Assemble the burgers in the buns with toppings of choice and the sweet potato fries on the side. Any burgers you might have left can be stacked in a jar and stored in the fridge as a quick lunch salad topping.
4 tbsp quality pesto
1 Chioggia beet, peeled (or regular beetroot)
8 pieces marinated artichokes, drained
8 olives, drained and pitted
1⁄2 cup mixed cooked lentils, rinsed and drained (beans can be used as well)
2 small gs or 8 grapes
8 cherry tomatoes
2 handfuls mixed lettuce
2 tbsp lemon juice
Wash and dry all of the fresh produce. Thinly slice the beet, cut the olives in half, spiralize the zucchini or use a peeler to shave it into thin strands, cut the gs into quarters (or the grapes in halves) and cut the tomatoes in halves.
Spoon the pesto into the base of two medium-sized wide mouth sealable glass jars. Arrange the beet slices around the inside of the jars. Begin by lling the jars with the marinated vegetables, then the lentils, followed by the zucchini, fruit and tomatoes and nally the lettuce and lemon juice squeezed on top.
Seal the jars and store them in the fridge. Then simply grab one and place in your bag for a quick lunch on the go. They can keep for a few days in the fridge, if unopened.
When ready to serve, shake the salad out into a bowl, toss gently until coated in the pesto and serve with forks. Alter- natively, shake and eat straight from the jar.
Makes approx. 2 liter
1 green/white cabbage (1,5 kg)
1 fennel bulb
1 tbsp sea salt
1 tsp fennel seeds
Wash all the vegetables. Peel out the outer layers if the cabbage and save them for later. Finely slice cabbage, fennel and onion and roughly grate the apples. Or use a food processor with a ne slicer attachment for the cabbage, fennel and onion and rough grating attachment for the apples.
Place the grated ingredients in a large mixing bowl together with the salt and fennel seeds. Use your hands to mix and massage the vegetables for 7-8 minutes until they get soft and juicy. They should start releasing quite a lot of juice, if not, just add a little more salt to help the process.
Use a spoon, tong or your hands to spoon the mixture into 2 large clean jars. Pack it tightly to eliminate any air pockets. Keep packing until the jar is full of veggies and the veggies are covered in juice (important). Leave 2-3 cm at the top and place a whole folded cabbage leaf there. This is to prevent any oxidation. Close with an air-tight lid.
During the fermentation process the veggies will expand and the liquid will try to come out.

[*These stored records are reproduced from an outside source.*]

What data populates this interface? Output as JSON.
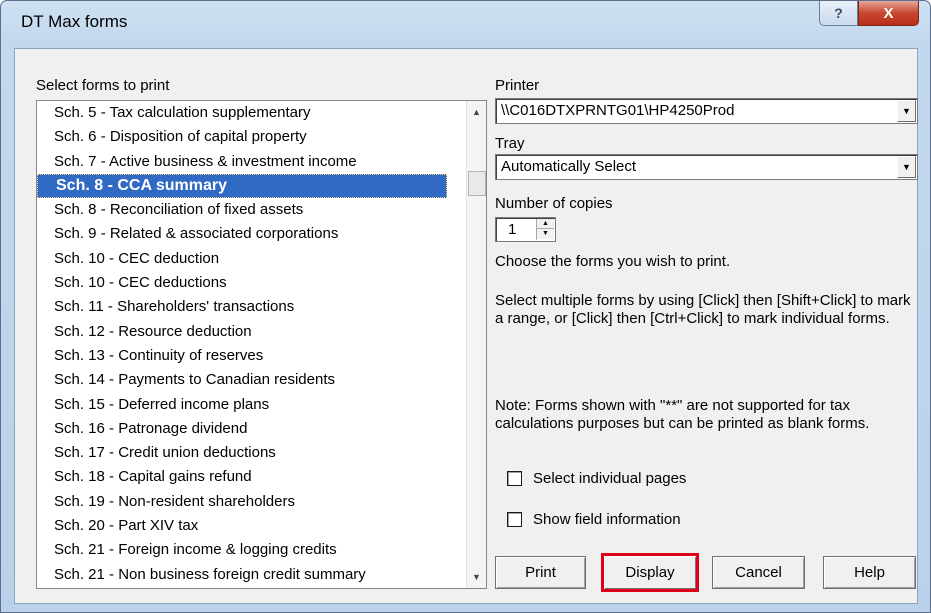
{
  "window": {
    "title": "DT Max forms",
    "help_glyph": "?",
    "close_glyph": "X"
  },
  "forms": {
    "label": "Select forms to print",
    "items": [
      "Sch. 5 - Tax calculation supplementary",
      "Sch. 6 - Disposition of capital property",
      "Sch. 7 - Active business & investment income",
      "Sch. 8 - CCA summary",
      "Sch. 8 - Reconciliation of fixed assets",
      "Sch. 9 - Related & associated corporations",
      "Sch. 10 - CEC deduction",
      "Sch. 10 - CEC deductions",
      "Sch. 11 - Shareholders' transactions",
      "Sch. 12 - Resource deduction",
      "Sch. 13 - Continuity of reserves",
      "Sch. 14 - Payments to Canadian residents",
      "Sch. 15 - Deferred income plans",
      "Sch. 16 - Patronage dividend",
      "Sch. 17 - Credit union deductions",
      "Sch. 18 - Capital gains refund",
      "Sch. 19 - Non-resident shareholders",
      "Sch. 20 - Part XIV tax",
      "Sch. 21 - Foreign income & logging credits",
      "Sch. 21 - Non business foreign credit summary"
    ],
    "selected": "Sch. 8 - CCA summary"
  },
  "printer": {
    "label": "Printer",
    "value": "\\\\C016DTXPRNTG01\\HP4250Prod"
  },
  "tray": {
    "label": "Tray",
    "value": "Automatically Select"
  },
  "copies": {
    "label": "Number of copies",
    "value": "1"
  },
  "instructions": {
    "choose": "Choose the forms you wish to print.",
    "multi": "Select multiple forms by using [Click] then [Shift+Click] to mark a range, or [Click] then [Ctrl+Click] to mark individual forms.",
    "note": "Note: Forms shown with \"**\" are not supported for tax calculations purposes but can be printed as blank forms."
  },
  "options": {
    "select_pages": "Select individual pages",
    "show_field_info": "Show field information"
  },
  "buttons": {
    "print": "Print",
    "display": "Display",
    "cancel": "Cancel",
    "help": "Help"
  },
  "colors": {
    "selection": "#316ac5",
    "highlight_border": "#e0001b",
    "close_button": "#c7472f"
  }
}
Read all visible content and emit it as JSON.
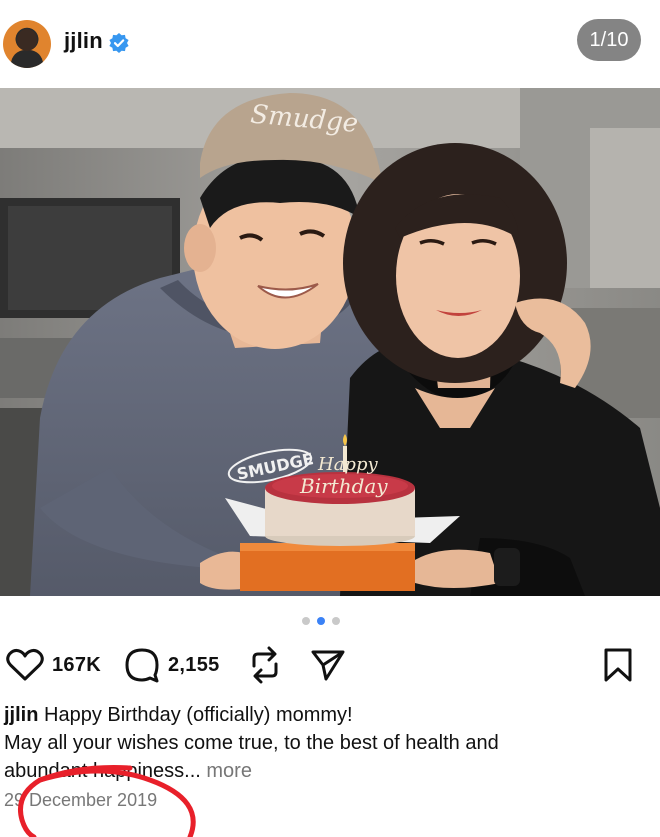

When this happens, we put our jars in a bowl or a plastic bag (this also relieves some of the “smell”) for any juice that might drip from the sides.
Leave the jars to ferment in room temperature for 2-4 weeks (depending on room temperature), 3 weeks is usually perfect. When ready, it should be softly textured but not mushy and have a fresh, spicy and acidic avour. Discard the cabbage leave on top and store the jars in the fridge. An opened jar should be consumed within a few weeks.
150 g (1 cup) ripe pineapple, peeled*
60 g (1 cup) frozen spinach (organic if possible)
juice of 1⁄2 lime
1⁄2–1 teaspoon grated fresh ginger or 1⁄4–1⁄2 teaspoon ground ginger
250 ml oat milk (or coconut water)
* If your pineapple isn’t sweet enough, you can add more, or half a banana for a sweeter avour.
Roughly chop the pineapple and add it to a blender along with the rest of the ingredients.
Blend on a high speed until completely smooth. Taste and adjust the spiciness to your liking by adding more ginger if necessary.
Pour into glasses and serve or store in airtight glass bottles to bring on a picnic.